(Data for review)

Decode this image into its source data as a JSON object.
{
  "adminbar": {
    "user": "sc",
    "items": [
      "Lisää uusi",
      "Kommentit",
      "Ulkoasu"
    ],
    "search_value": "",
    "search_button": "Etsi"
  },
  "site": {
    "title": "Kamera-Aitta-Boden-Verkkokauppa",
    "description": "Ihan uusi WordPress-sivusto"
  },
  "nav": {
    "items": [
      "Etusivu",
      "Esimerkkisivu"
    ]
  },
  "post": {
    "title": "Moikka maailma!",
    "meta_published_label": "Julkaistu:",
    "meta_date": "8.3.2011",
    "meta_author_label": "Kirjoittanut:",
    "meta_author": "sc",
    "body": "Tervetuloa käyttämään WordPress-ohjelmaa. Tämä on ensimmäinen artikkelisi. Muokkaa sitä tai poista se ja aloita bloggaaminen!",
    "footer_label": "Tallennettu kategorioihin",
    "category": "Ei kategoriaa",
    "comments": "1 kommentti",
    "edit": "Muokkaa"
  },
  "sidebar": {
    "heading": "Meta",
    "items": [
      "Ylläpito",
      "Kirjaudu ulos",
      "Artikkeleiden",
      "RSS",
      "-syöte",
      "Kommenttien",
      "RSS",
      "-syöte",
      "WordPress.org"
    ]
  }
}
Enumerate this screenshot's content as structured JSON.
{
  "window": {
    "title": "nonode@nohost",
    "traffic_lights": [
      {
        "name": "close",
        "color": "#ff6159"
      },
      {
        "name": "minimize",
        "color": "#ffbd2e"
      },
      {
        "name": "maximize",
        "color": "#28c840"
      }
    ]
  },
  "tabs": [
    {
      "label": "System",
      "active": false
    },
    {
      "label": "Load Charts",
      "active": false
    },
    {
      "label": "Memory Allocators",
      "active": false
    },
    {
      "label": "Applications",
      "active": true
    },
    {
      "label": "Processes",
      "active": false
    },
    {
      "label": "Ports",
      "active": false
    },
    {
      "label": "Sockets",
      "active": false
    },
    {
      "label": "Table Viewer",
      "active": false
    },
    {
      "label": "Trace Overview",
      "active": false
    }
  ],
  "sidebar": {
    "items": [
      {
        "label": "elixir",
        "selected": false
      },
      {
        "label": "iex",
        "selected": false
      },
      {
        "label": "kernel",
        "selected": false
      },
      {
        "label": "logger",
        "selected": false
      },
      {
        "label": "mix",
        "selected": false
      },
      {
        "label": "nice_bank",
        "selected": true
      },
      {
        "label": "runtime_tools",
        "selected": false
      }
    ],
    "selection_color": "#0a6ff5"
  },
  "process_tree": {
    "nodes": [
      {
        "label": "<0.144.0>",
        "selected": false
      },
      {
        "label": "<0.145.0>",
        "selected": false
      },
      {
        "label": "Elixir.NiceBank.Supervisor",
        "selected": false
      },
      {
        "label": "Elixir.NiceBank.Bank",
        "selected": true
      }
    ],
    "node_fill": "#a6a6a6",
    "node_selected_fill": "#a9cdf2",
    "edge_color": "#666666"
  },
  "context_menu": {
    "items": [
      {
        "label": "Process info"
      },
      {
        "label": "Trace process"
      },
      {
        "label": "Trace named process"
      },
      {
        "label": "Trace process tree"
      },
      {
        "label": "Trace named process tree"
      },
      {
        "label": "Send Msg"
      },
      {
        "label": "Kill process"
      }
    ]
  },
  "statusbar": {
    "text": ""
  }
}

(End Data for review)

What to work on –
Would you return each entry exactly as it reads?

Completed task –
Decode this image into its source data as a JSON object.
{
  "adminbar": {
    "user": "sc",
    "items": [
      "Lisää uusi",
      "Kommentit",
      "Ulkoasu"
    ],
    "search_value": "",
    "search_button": "Etsi"
  },
  "site": {
    "title": "Kamera-Aitta-Boden-Verkkokauppa",
    "description": "Ihan uusi WordPress-sivusto"
  },
  "nav": {
    "items": [
      "Etusivu",
      "Esimerkkisivu"
    ]
  },
  "post": {
    "title": "Moikka maailma!",
    "meta_published_label": "Julkaistu:",
    "meta_date": "8.3.2011",
    "meta_author_label": "Kirjoittanut:",
    "meta_author": "sc",
    "body": "Tervetuloa käyttämään WordPress-ohjelmaa. Tämä on ensimmäinen artikkelisi. Muokkaa sitä tai poista se ja aloita bloggaaminen!",
    "footer_label": "Tallennettu kategorioihin",
    "category": "Ei kategoriaa",
    "comments": "1 kommentti",
    "edit": "Muokkaa"
  },
  "sidebar": {
    "heading": "Meta",
    "items": [
      "Ylläpito",
      "Kirjaudu ulos",
      "Artikkeleiden",
      "RSS",
      "-syöte",
      "Kommenttien",
      "RSS",
      "-syöte",
      "WordPress.org"
    ]
  }
}
Enumerate this screenshot's content as structured JSON.
{
  "window": {
    "title": "nonode@nohost",
    "traffic_lights": [
      {
        "name": "close",
        "color": "#ff6159"
      },
      {
        "name": "minimize",
        "color": "#ffbd2e"
      },
      {
        "name": "maximize",
        "color": "#28c840"
      }
    ]
  },
  "tabs": [
    {
      "label": "System",
      "active": false
    },
    {
      "label": "Load Charts",
      "active": false
    },
    {
      "label": "Memory Allocators",
      "active": false
    },
    {
      "label": "Applications",
      "active": true
    },
    {
      "label": "Processes",
      "active": false
    },
    {
      "label": "Ports",
      "active": false
    },
    {
      "label": "Sockets",
      "active": false
    },
    {
      "label": "Table Viewer",
      "active": false
    },
    {
      "label": "Trace Overview",
      "active": false
    }
  ],
  "sidebar": {
    "items": [
      {
        "label": "elixir",
        "selected": false
      },
      {
        "label": "iex",
        "selected": false
      },
      {
        "label": "kernel",
        "selected": false
      },
      {
        "label": "logger",
        "selected": false
      },
      {
        "label": "mix",
        "selected": false
      },
      {
        "label": "nice_bank",
        "selected": true
      },
      {
        "label": "runtime_tools",
        "selected": false
      }
    ],
    "selection_color": "#0a6ff5"
  },
  "process_tree": {
    "nodes": [
      {
        "label": "<0.144.0>",
        "selected": false
      },
      {
        "label": "<0.145.0>",
        "selected": false
      },
      {
        "label": "Elixir.NiceBank.Supervisor",
        "selected": false
      },
      {
        "label": "Elixir.NiceBank.Bank",
        "selected": true
      }
    ],
    "node_fill": "#a6a6a6",
    "node_selected_fill": "#a9cdf2",
    "edge_color": "#666666"
  },
  "context_menu": {
    "items": [
      {
        "label": "Process info"
      },
      {
        "label": "Trace process"
      },
      {
        "label": "Trace named process"
      },
      {
        "label": "Trace process tree"
      },
      {
        "label": "Trace named process tree"
      },
      {
        "label": "Send Msg"
      },
      {
        "label": "Kill process"
      }
    ]
  },
  "statusbar": {
    "text": ""
  }
}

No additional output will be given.